“I’m feeling pretty good,” Scott told Gupta and the audience at the conference.
It’s been three-and-a-half months since his return to Earth, after having spent 340 consecutive days in orbit and 520 total (more than any other American in history). Scott came back to this planet two inches taller, with poorer eyesight and a smaller heart, among a few other noticeable changes and a slew of less tangible ones. All astronauts go through lingering effects after getting back from space, he reminded the audience — his case was just a more extreme form.
And that was the point. NASA conducted the Year in Space mission precisely so they could put a human through the rigors of a confined microgravity environment for more than just a few weeks. The goal is to figure out what problems set into the human body — both physically and cognitively — in order to prepare future astronauts for travel to Mars and other worlds.

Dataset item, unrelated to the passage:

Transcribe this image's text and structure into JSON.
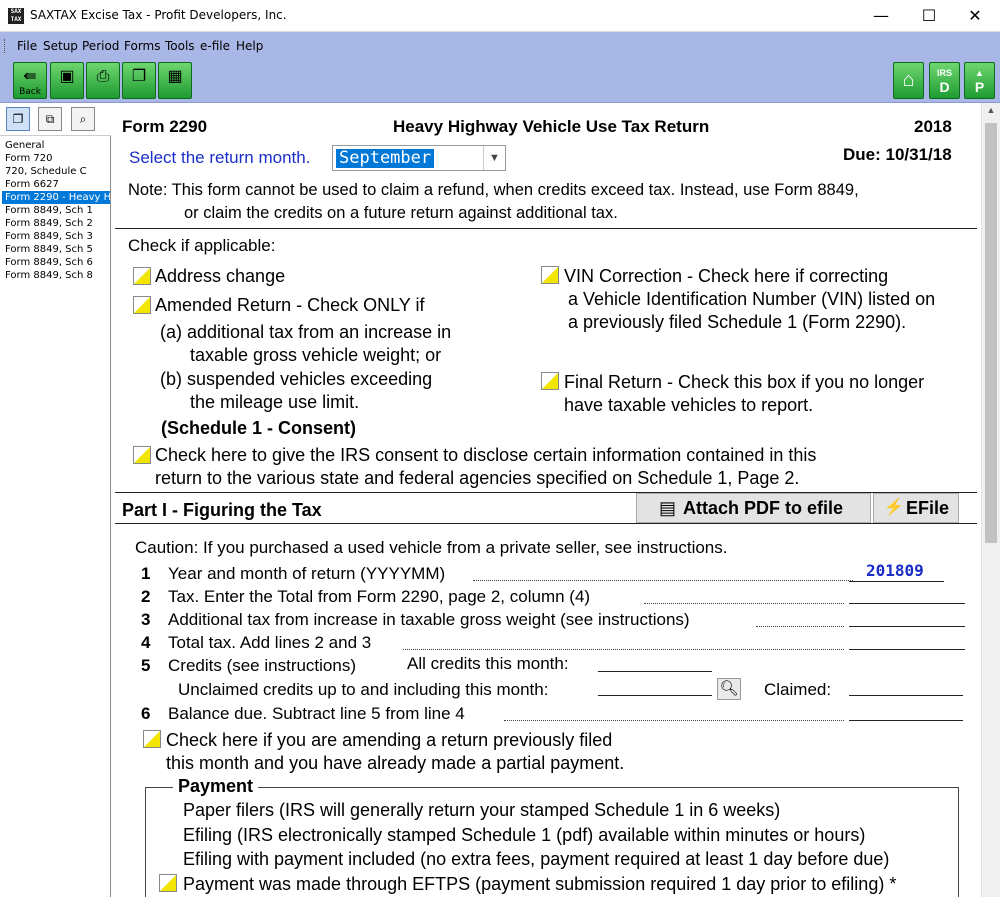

Throughout the whole thing, Scott was getting regular measurements of his vitals and sending the data back to Houston, as well as taking samples of his blood and other fluids and sending those vials back to Earth on during return trips for ISS resupply missions.
But that was just one side of the mission. The fact that Scott and Mark are identical twins — and therefore genetically exactly the same — presented a unique opportunity: It provided a control for the experiment for which NASA could compare the environmental effects and determine precisely what kinds of changes caused by long-term space duration may have an underlying genetic cause.

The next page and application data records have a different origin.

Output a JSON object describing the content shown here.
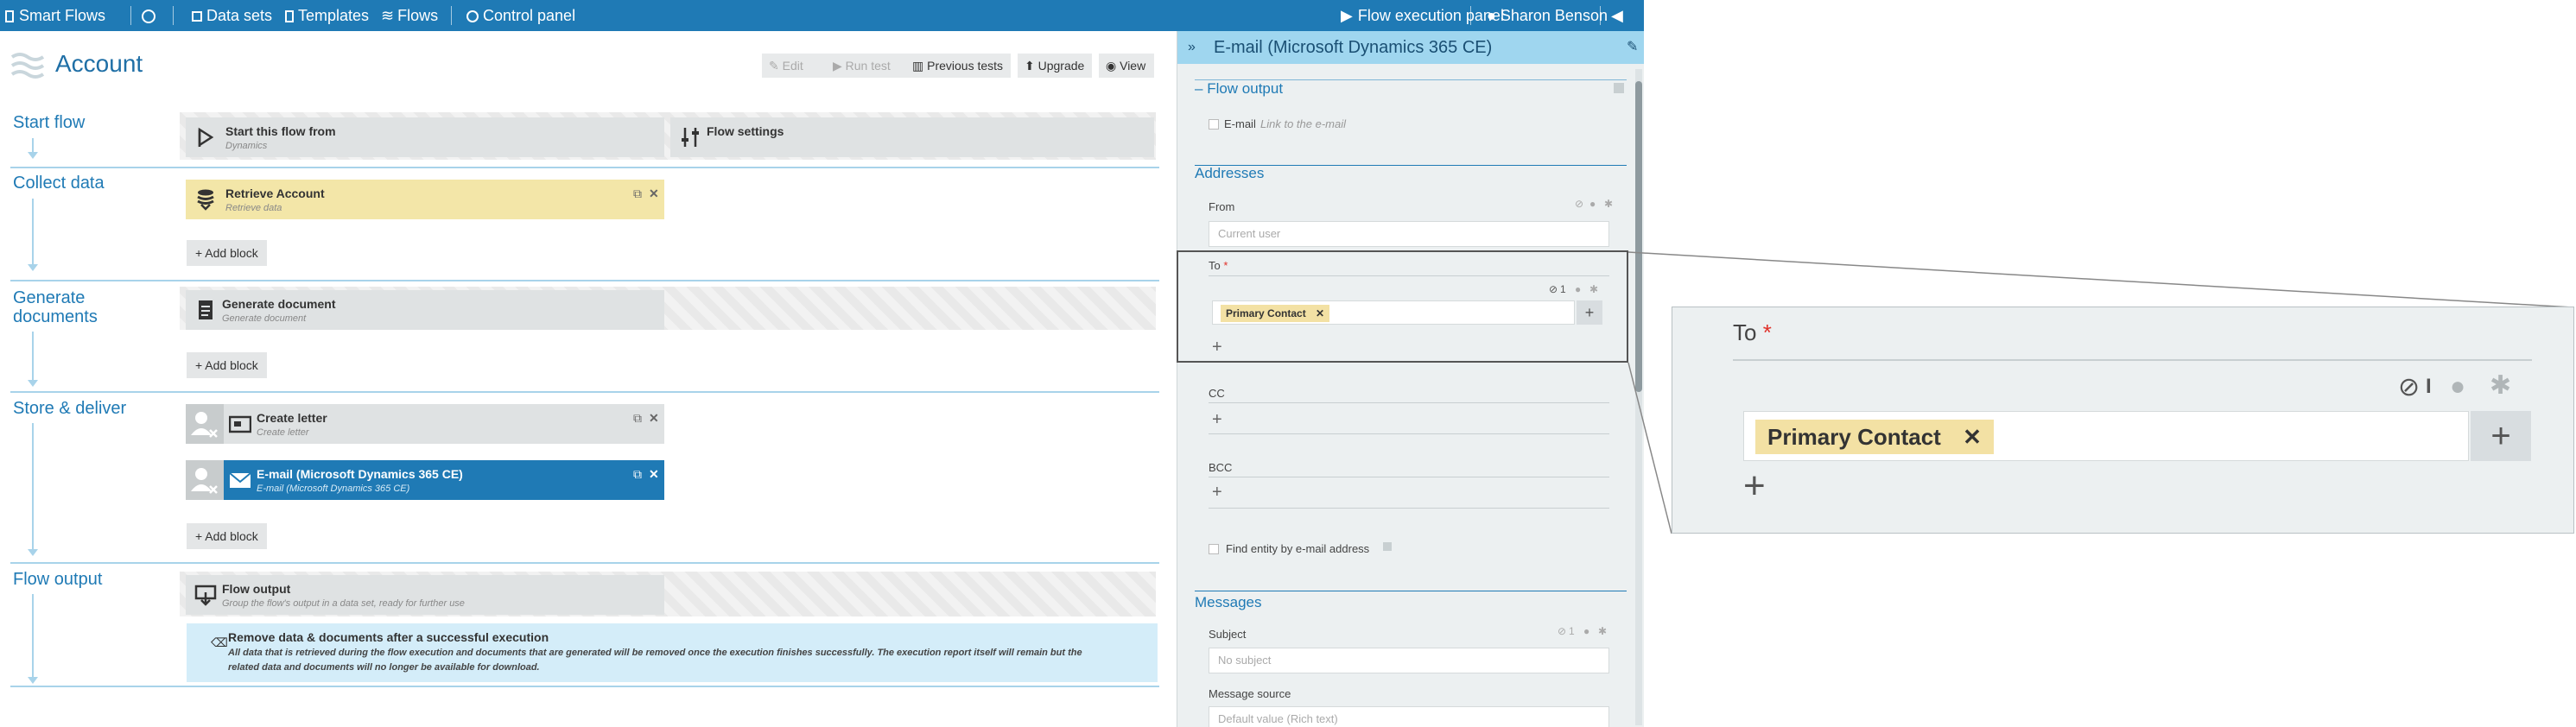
{
  "topbar": {
    "brand": "Smart Flows",
    "nav": [
      "Data sets",
      "Templates",
      "Flows",
      "Control panel"
    ],
    "flow_execution_panel": "Flow execution panel",
    "user": "Sharon Benson"
  },
  "page": {
    "title": "Account"
  },
  "toolbar": {
    "edit": "Edit",
    "run_test": "Run test",
    "previous_tests": "Previous tests",
    "upgrade": "Upgrade",
    "view": "View"
  },
  "sections": {
    "start_flow": "Start flow",
    "collect_data": "Collect data",
    "generate_documents_1": "Generate",
    "generate_documents_2": "documents",
    "store_deliver": "Store & deliver",
    "flow_output": "Flow output"
  },
  "blocks": {
    "start": {
      "title": "Start this flow from",
      "sub": "Dynamics"
    },
    "settings": {
      "title": "Flow settings"
    },
    "retrieve": {
      "title": "Retrieve Account",
      "sub": "Retrieve data"
    },
    "generate": {
      "title": "Generate document",
      "sub": "Generate document"
    },
    "letter": {
      "title": "Create letter",
      "sub": "Create letter"
    },
    "email": {
      "title": "E-mail (Microsoft Dynamics 365 CE)",
      "sub": "E-mail (Microsoft Dynamics 365 CE)"
    },
    "output": {
      "title": "Flow output",
      "sub": "Group the flow's output in a data set, ready for further use"
    },
    "remove": {
      "title": "Remove data & documents after a successful execution",
      "text1": "All data that is retrieved during the flow execution and documents that are generated will be removed once the execution finishes successfully. The execution report itself will remain but the",
      "text2": "related data and documents will no longer be available for download."
    }
  },
  "add_block": "Add block",
  "panel": {
    "title": "E-mail (Microsoft Dynamics 365 CE)",
    "flow_output_section": "Flow output",
    "email_checkbox": "E-mail",
    "email_link": "Link to the e-mail",
    "addresses": "Addresses",
    "from": "From",
    "from_placeholder": "Current user",
    "to": "To",
    "to_chip": "Primary Contact",
    "cc": "CC",
    "bcc": "BCC",
    "find_entity": "Find entity by e-mail address",
    "messages": "Messages",
    "subject": "Subject",
    "subject_placeholder": "No subject",
    "message_source": "Message source",
    "message_source_value": "Default value (Rich text)",
    "count_to": "1",
    "count_subject": "1"
  },
  "zoom": {
    "to": "To",
    "chip": "Primary Contact",
    "count": "I"
  },
  "colors": {
    "topbar": "#1f7ab5",
    "panel_header": "#9fd6ef",
    "selected_block": "#1f7ab5",
    "retrieve_block": "#f3e6a8",
    "info_box": "#d4edf9",
    "chip": "#f3e1a4",
    "required": "#e0312a"
  }
}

So while Scott was in space, brother Mark, who had already retired from space travel for NASA (Scott followed suit after he came back from the ISS in March), was back here on Earth, also getting studied by NASA. “While he was up there in space, I was the lowest-paid government employee,” Mark joked.
The Twin Study may not have actually happened if it weren’t for Scott posing an innocent question. See, a government employer is not allowed to ask its employees to take a genetic test of any kind. So NASA couldnt outright ask Scott if he — or Mark — were willing to undergo this type of testing for a research investigation.

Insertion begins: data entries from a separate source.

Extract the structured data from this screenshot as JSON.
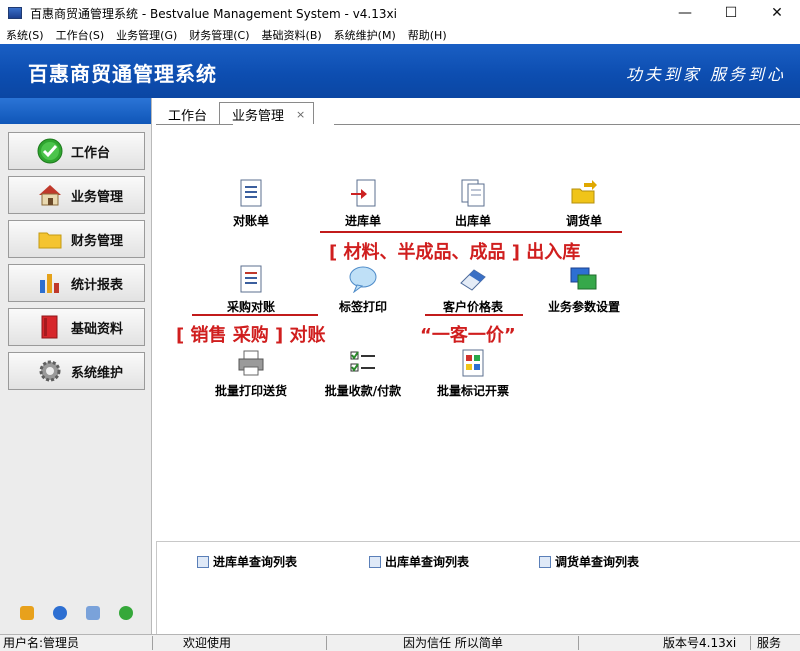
{
  "window": {
    "title": "百惠商贸通管理系统 - Bestvalue Management System - v4.13xi",
    "minimize_glyph": "—",
    "maximize_glyph": "☐",
    "close_glyph": "✕"
  },
  "menu": [
    "系统(S)",
    "工作台(S)",
    "业务管理(G)",
    "财务管理(C)",
    "基础资料(B)",
    "系统维护(M)",
    "帮助(H)"
  ],
  "banner": {
    "app_name": "百惠商贸通管理系统",
    "slogan": "功夫到家 服务到心",
    "color": "#0d4eb1"
  },
  "sidebar": {
    "items": [
      {
        "label": "工作台",
        "icon": "check-circle-icon"
      },
      {
        "label": "业务管理",
        "icon": "house-icon"
      },
      {
        "label": "财务管理",
        "icon": "folder-icon"
      },
      {
        "label": "统计报表",
        "icon": "bar-chart-icon"
      },
      {
        "label": "基础资料",
        "icon": "book-icon"
      },
      {
        "label": "系统维护",
        "icon": "gear-icon"
      }
    ],
    "bottom_icons": [
      "key-icon",
      "clock-icon",
      "search-window-icon",
      "back-arrow-icon"
    ]
  },
  "tabs": [
    {
      "label": "工作台",
      "active": false
    },
    {
      "label": "业务管理",
      "active": true,
      "close": "×"
    }
  ],
  "functions": {
    "reconcile": "对账单",
    "stock_in": "进库单",
    "stock_out": "出库单",
    "transfer": "调货单",
    "purchase_reconcile": "采购对账",
    "label_print": "标签打印",
    "customer_price": "客户价格表",
    "business_params": "业务参数设置",
    "batch_print": "批量打印送货",
    "batch_payment": "批量收款/付款",
    "batch_invoice": "批量标记开票"
  },
  "annotations": {
    "stock_note": "[ 材料、半成品、成品 ] 出入库",
    "reconcile_note": "[ 销售 采购 ] 对账",
    "price_note": "“一客一价”",
    "color": "#d01e1e"
  },
  "query_links": [
    "进库单查询列表",
    "出库单查询列表",
    "调货单查询列表"
  ],
  "status": {
    "user": "用户名:管理员",
    "welcome": "欢迎使用",
    "motto": "因为信任 所以简单",
    "version": "版本号4.13xi",
    "service": "服务"
  }
}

When Scott was being vetted for the Year in Space mission, he simply asked whether a comparative study between him and Mark would be a possibility. The answer he got was that NASA wasn’t looking into it at the moment — BUT, would he be interested if that was a possibility?
“Me asking that question gave that opportunity to NASA to approach the researchers to see if there was interest,” said Scott. He inadvertently opened the door to what is arguably the most important scientific study with regards to human space travel.
That’s not an exaggeration. Make no mistake, although NASA doesn’t articulate this, the long term goal is and always will be “to settle on other planets and explore the galaxy,” said Andrew Feinberg, an epigeneticist at Johns Hopkins University who’s involved with analyzing the Kelly’s biological samples. The success of future space exploration depends as much on the technological side of things as it does on the biological.
So what have scientists found so far? Unfortunately, they’re still poring over the data and analyzing it, and that’s long, arduous work. But a full paper detailing the scientists’ findings will be published sometime in 2017.
Feinberg did mention that the study already demonstrates the capability of humans to conduct genomics. He went so far as to say Mark and Scott were responsible for inaugurating “the era of space genomics.”
Meanwhile, the rise in private spaceflight conducted by companies like Blue Origin, SpaceX, and Virgin Galactic raises the possibility of space travel opening up to more and more people. Mark was effusive about the prospect of reusable rockets being the new standard of space launches. “It’s really going to change things moving forward,” he said, saying other countries would have a tough time competing with the U.S. thanks to these innovations.
Does that mean he or Scott would ever consider flying into space as private citizens? For both brothers, it’s entirely possible.
“I really miss it,” Mark told the audience. “It’s just an incredible opportunity. I would climb into the Space Shuttle in a second.”